Apart from cultural values such as Confucianism, Malaysian Chinese also subscribe to universal values, such as peace, freedom, social progress, equal rights and human dignity, as enshrined in the United Nations’ Universal Declaration of Human Rights drafted in 1948.
While far from racist, I am interested to know the ethnicity of people I meet, especially those with mixed parentage as they have a generic advantage.
When I asked my Indian friends their roots, they would simply say Indian because they were told they are and stated in their ICs.
To me, those who originated from the Indian sub-continent are no less diverse than those in China. Although most Malaysian Indians are Tamils, they are just one of the hundreds of languages and thousands of dialects that had been spoken in India for centuries.
Likewise, many non-Malays do not realise that those categorised as Malays could also trace their ancestry to anywhere in the vast Malay archipelago that covers 25,000 islands and islets, but mostly originate from within the peninsula, including Pattani, Sumatra and Java.
Interestingly, those who speak Malay, practise Malay customs and are Muslims are considered Malays, and many are Indian Muslims. The Peranakans were early settlers from China and had adopted the Malay language, dressing and food, but are not Muslims and therefore, not Malay.
For decades before independence, those living in the Federated and Unfederated Malay States have revered the Malay rulers, and the Sultans in turn have treated all residents as subjects.
Even after independence, there was never any question on the status of royalty by any quarter except imaginary ones played up by selfish politicians.
Putting rhetoric aside, people in our country have lived harmoniously for centuries. Most of us go about daily without giving a thought on what has long been accepted as normal.
A clear example is patronising food outlets. If the food sold is acceptable to our faith and within budget, the outlet chosen will be based on taste, cleanliness, courtesy and convenience, never on race.
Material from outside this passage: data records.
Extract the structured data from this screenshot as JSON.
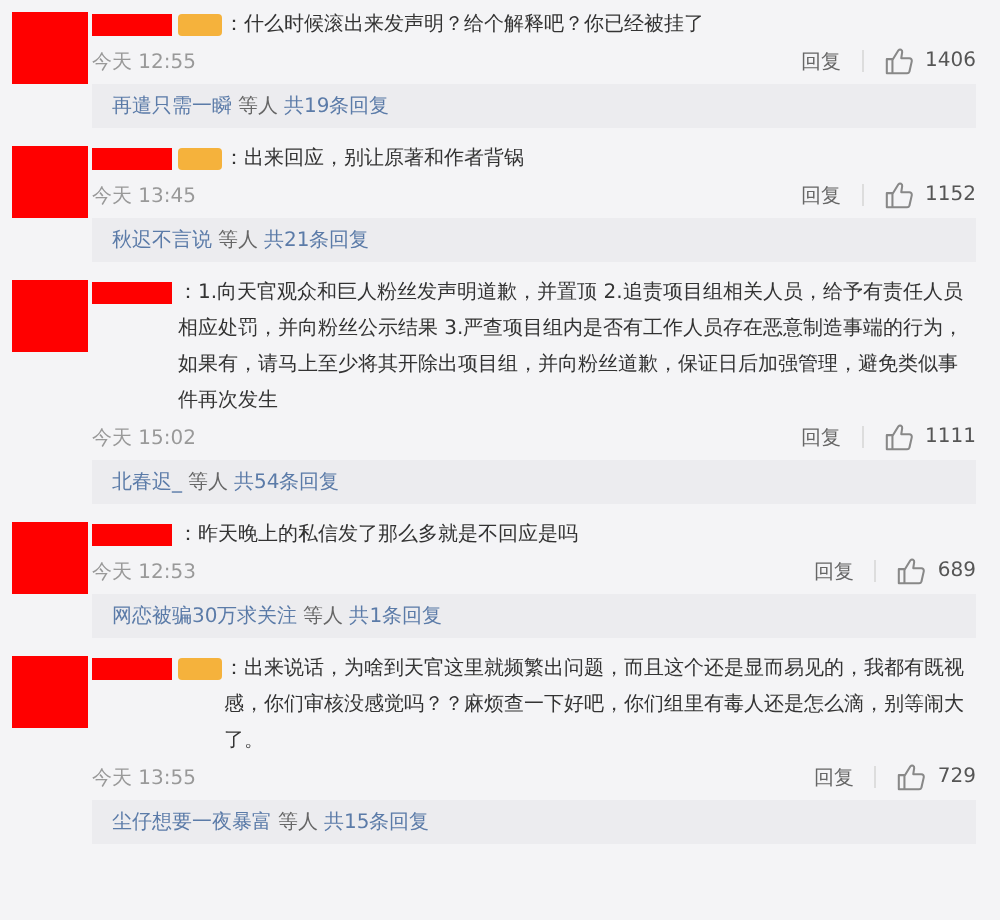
{
  "comments": [
    {
      "badge": true,
      "text": "：什么时候滚出来发声明？给个解释吧？你已经被挂了",
      "time": "今天 12:55",
      "reply": "回复",
      "likes": "1406",
      "thread": {
        "names": "再遣只需一瞬",
        "suffix": "等人",
        "count": "共19条回复"
      }
    },
    {
      "badge": true,
      "text": "：出来回应，别让原著和作者背锅",
      "time": "今天 13:45",
      "reply": "回复",
      "likes": "1152",
      "thread": {
        "names": "秋迟不言说",
        "suffix": "等人",
        "count": "共21条回复"
      }
    },
    {
      "badge": false,
      "text": "：1.向天官观众和巨人粉丝发声明道歉，并置顶 2.追责项目组相关人员，给予有责任人员相应处罚，并向粉丝公示结果 3.严查项目组内是否有工作人员存在恶意制造事端的行为，如果有，请马上至少将其开除出项目组，并向粉丝道歉，保证日后加强管理，避免类似事件再次发生",
      "time": "今天 15:02",
      "reply": "回复",
      "likes": "1111",
      "thread": {
        "names": "北春迟_",
        "suffix": "等人",
        "count": "共54条回复"
      }
    },
    {
      "badge": false,
      "text": "：昨天晚上的私信发了那么多就是不回应是吗",
      "time": "今天 12:53",
      "reply": "回复",
      "likes": "689",
      "thread": {
        "names": "网恋被骗30万求关注",
        "suffix": "等人",
        "count": "共1条回复"
      }
    },
    {
      "badge": true,
      "text": "：出来说话，为啥到天官这里就频繁出问题，而且这个还是显而易见的，我都有既视感，你们审核没感觉吗？？麻烦查一下好吧，你们组里有毒人还是怎么滴，别等闹大了。",
      "time": "今天 13:55",
      "reply": "回复",
      "likes": "729",
      "thread": {
        "names": "尘仔想要一夜暴富",
        "suffix": "等人",
        "count": "共15条回复"
      }
    }
  ]
}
In any case, there are good and bad people in any race or religion with the majority in between that can be led either way. As talk is cheap, it is more important to do what is good, as insisting on what is right is just trying to prove that others are wrong.
Wanting to be right had been the source of all quarrels within the family, in society and among countries. It is time to get smart by looking beyond the superficial and think long-term. It may feel good to be right, but it is much better to be effective.
It is imperative that our religious studies and education system teach us to be humane, compassionate and kind to counterbalance the hatred, exploitation and condemnation spewed by loudmouthed politicians, who pretend to champion their community.
Sadly, they also indirectly promote corruption and dish out handouts to develop dependency on government aid.
It is a sure-fire method to win votes from a populace unable to think for themselves or go beyond the superficial.
- YS Chan
- The views expressed are of the writer and do not necessarily reflect the stand of the newspaper’s owners and editorial board.